“Aw, man, we’ve been too busy to decorate for Halloween this year yet, but I wish you could see it when we get around to it,” Alberico said.
The bones in Alberico’s home aren’t cheapo plastic seasonal decor. They’re bonafide animal skeletons, and they’re the eccentric 36-year-old’s livelihood.
Alberico is the owner of The Learned Lemur, an oddities shop that opened in a new location this summer — on Friday the 13th, no surprise — at 2220 E. Colfax Ave. in Denver.
The shop, which bills itself as “Colorado’s premier oddities dealer,” is stocked with vintage medical equipment, taxidermied animals, plants and other peculiarities.
But Alberico’s specialty is bones.
The Learned Lemur offers bone and skull cleaning — a service for those looking to tidy up a trophy buck for mounting, clean off a carcass nabbed on a hike or even create a skeletal remembrance of a lost furry friend.
Alberico said he is a stickler for ethically sourced materials and skeletons, but he’s got a few key employees who aren’t on the payroll: colonies of dermestid beetles that live in climate-controlled chests in Alberico’s home workshop that eat the flesh off the bones their boss deposits.
“We clean about 1,500 to 2,000 skulls a year with those guys,” Alberico said. “They’re our hardest working employees.”
Alberico’s home office space likely looks different than yours. His beetle den, with an eau de rotting flesh, features freezers housing their projects and beetle abodes. On a recent October day, a swarm chowed down on coyote and beaver skulls slated for The Learned Lemur’s shelves.
In another room of Alberico’s novelty-laden home, which features enough plants to take on a jungle-like quality, the bones of Werewolf the beloved pup were organized on a tabletop. On his days off from the oddities shop, Alberico spends his time meticulously piecing together bones of clients’ late pets. The animals’ remains are cleaned off by the beetles, go through chemical baths and come out as squeaky clean bones ready to be puzzle-pieced back together into a skeletal tribute.

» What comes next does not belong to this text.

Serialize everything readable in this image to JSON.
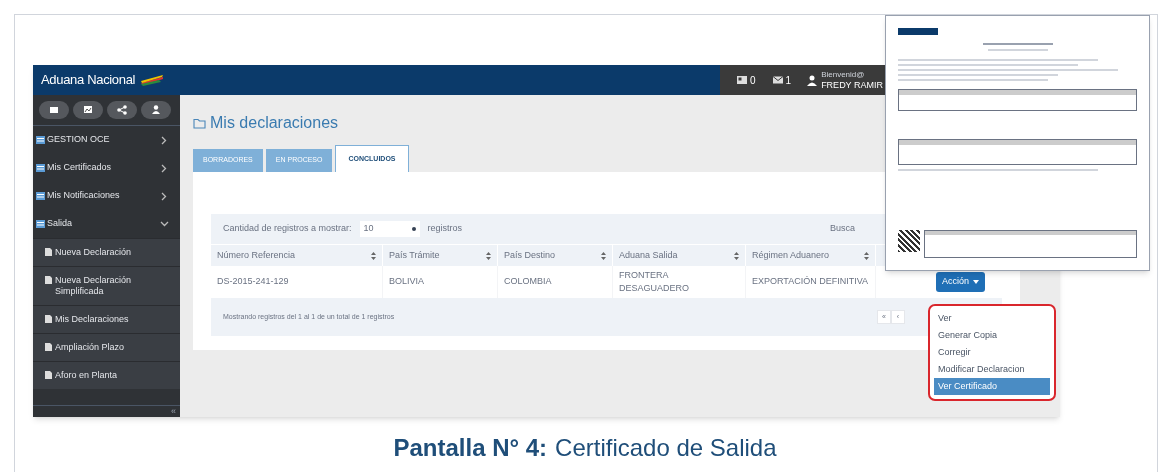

“I can hear him telling the animals that they were good boys or girls while he works on them,” said Bex Schimoler, Alberico’s partner, who also works at The Learned Lemur.
Alberico grew up on Denver’s historic Antique Row, refining his taste for the weird while digging through old barns and buildings as a kid with his dad on the hunt for treasures for their family’s antique shop.

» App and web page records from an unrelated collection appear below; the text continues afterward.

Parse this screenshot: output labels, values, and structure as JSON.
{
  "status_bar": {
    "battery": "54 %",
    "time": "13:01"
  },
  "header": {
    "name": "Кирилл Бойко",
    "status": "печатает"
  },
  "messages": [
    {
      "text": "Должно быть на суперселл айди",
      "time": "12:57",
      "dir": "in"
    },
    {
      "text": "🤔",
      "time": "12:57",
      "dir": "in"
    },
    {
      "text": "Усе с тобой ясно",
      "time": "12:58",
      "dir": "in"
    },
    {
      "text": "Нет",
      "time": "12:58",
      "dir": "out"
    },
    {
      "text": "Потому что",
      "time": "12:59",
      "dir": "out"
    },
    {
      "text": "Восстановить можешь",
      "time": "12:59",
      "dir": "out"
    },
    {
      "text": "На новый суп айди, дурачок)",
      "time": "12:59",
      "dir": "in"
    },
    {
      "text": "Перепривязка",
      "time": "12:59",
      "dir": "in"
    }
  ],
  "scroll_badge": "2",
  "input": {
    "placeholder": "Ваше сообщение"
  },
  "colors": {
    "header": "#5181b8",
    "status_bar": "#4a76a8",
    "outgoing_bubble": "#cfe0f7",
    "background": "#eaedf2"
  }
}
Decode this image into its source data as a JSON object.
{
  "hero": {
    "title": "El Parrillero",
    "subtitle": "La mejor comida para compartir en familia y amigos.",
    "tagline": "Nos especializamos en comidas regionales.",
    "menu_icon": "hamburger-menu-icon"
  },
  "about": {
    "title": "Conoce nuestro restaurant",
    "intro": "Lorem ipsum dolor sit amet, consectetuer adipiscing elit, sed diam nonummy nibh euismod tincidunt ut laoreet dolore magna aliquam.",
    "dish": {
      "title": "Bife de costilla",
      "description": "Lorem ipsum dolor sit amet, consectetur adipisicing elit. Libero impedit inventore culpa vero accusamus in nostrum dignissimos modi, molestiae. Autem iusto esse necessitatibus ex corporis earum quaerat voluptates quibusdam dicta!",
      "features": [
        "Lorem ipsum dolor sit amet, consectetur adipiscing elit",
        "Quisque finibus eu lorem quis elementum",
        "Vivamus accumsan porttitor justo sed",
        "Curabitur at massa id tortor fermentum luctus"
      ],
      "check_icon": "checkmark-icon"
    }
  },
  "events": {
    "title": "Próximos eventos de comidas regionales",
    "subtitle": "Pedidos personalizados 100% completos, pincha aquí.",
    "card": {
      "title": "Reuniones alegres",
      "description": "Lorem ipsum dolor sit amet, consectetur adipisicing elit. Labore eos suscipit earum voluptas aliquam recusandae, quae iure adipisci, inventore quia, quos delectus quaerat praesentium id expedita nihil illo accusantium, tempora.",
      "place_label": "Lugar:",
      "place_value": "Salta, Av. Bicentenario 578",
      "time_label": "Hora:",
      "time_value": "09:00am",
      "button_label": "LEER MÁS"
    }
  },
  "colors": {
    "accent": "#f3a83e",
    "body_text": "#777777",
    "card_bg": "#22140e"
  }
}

He remembers playing in his backyard as a kid and discovering a bird skull under a bush.
“I still have that skull, and it’s one of the pieces I’ll always have,” Alberico said. “It was that kickoff moment that made me realize weird stuff is neat. I quickly became bored with what most people considered antiques. Even as a little kid, I started gravitating toward the unusual stuff and bizarre stuff — anatomical models, biohazard suits.”

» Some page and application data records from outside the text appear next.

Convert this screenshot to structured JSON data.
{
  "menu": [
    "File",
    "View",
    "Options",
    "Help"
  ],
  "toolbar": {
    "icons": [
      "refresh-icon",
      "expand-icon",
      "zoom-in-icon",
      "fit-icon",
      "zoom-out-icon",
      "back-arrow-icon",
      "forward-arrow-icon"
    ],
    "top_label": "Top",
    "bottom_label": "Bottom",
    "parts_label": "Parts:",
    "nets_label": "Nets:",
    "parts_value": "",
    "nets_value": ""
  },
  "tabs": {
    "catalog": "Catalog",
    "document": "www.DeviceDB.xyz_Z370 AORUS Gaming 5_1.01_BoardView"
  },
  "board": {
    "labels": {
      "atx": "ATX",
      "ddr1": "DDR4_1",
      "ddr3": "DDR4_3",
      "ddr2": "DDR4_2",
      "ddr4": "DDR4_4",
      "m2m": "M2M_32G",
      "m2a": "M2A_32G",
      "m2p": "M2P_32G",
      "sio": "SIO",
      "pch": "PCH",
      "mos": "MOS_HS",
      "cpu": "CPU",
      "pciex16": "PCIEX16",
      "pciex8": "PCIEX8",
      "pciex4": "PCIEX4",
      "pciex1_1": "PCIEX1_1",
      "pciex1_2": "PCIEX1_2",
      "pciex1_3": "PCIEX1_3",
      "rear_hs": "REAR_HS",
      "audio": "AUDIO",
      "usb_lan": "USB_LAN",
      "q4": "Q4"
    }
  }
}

Now, The Learned Lemur is the amalgamation of years of collecting curiosities. Every item has a history, and Alberico is eager to share.
Take the mink bones he said he obtained after U.S. Fish and Wildlife officers found a rash of wild mink that tested positive for COVID-19 near a Colorado campsite. The agency called on hunting professionals to kill the mink out of fear the animals would pass the disease to humans, Alberico said, and he got dibs on the skulls.
“I hate that they died, but it’s like a little piece of history,” Alberico said. “This is a historical marker for our time.”
And Alberico is pleased to have found his community, who he said are more varied than people might think.
“Everyone from your staunch, hardcore gore to a witch to a schoolteacher,” Schimoler said. “We do get more people wanting us to memorialize their cats than dogs. I think cat people are just inherently creepier.”
The shop is open from 11 a.m. to 7 p.m. Monday through Saturday and noon to 5 p.m. Sunday. Alberico plans to expand it into a tattoo parlor and host performances, too.
“I think Denver has a pretty good community of collectors and weirdos,” Alberico said. “It’s kind of interesting to see how many people are really, really excited to accept that it’s OK they’re unusual and weird.”
This story is part of The Denver Post’s Faces of the Front Range project, highlighting Coloradans with a unique story to share. Read more from this series here.